--- AVAILABLE RECORDS ---
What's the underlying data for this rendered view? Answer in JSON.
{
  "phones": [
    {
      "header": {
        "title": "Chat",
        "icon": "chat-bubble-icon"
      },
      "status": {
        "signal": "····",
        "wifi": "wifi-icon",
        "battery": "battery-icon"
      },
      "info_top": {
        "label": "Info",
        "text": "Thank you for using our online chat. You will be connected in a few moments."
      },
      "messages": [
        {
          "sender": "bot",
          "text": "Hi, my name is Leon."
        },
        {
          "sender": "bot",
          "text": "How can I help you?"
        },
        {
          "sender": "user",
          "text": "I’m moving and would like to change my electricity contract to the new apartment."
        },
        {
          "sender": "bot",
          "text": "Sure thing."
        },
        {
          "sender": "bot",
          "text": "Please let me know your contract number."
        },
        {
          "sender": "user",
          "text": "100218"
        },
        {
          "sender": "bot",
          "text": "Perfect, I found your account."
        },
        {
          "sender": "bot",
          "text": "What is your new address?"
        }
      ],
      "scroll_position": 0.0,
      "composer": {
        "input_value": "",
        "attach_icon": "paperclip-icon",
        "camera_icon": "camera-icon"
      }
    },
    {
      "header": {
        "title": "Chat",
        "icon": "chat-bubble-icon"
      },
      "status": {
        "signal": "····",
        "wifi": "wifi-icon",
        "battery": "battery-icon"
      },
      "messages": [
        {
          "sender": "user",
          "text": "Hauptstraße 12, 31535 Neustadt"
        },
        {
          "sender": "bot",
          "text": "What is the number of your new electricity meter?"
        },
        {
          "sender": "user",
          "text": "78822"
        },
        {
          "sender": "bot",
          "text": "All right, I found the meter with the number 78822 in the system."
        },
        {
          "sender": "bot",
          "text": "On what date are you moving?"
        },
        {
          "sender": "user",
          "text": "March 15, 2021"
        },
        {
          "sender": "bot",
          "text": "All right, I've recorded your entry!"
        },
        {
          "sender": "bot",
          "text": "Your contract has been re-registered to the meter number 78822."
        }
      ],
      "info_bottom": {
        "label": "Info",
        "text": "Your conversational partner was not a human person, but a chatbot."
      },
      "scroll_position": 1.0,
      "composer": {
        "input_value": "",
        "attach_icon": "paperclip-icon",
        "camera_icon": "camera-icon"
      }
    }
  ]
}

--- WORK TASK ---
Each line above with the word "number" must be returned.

--- ANSWER FOR THIS EXERCISE ---
          "text": "Please let me know your contract number."
          "text": "What is the number of your new electricity meter?"
          "text": "All right, I found the meter with the number 78822 in the system."
          "text": "Your contract has been re-registered to the meter number 78822."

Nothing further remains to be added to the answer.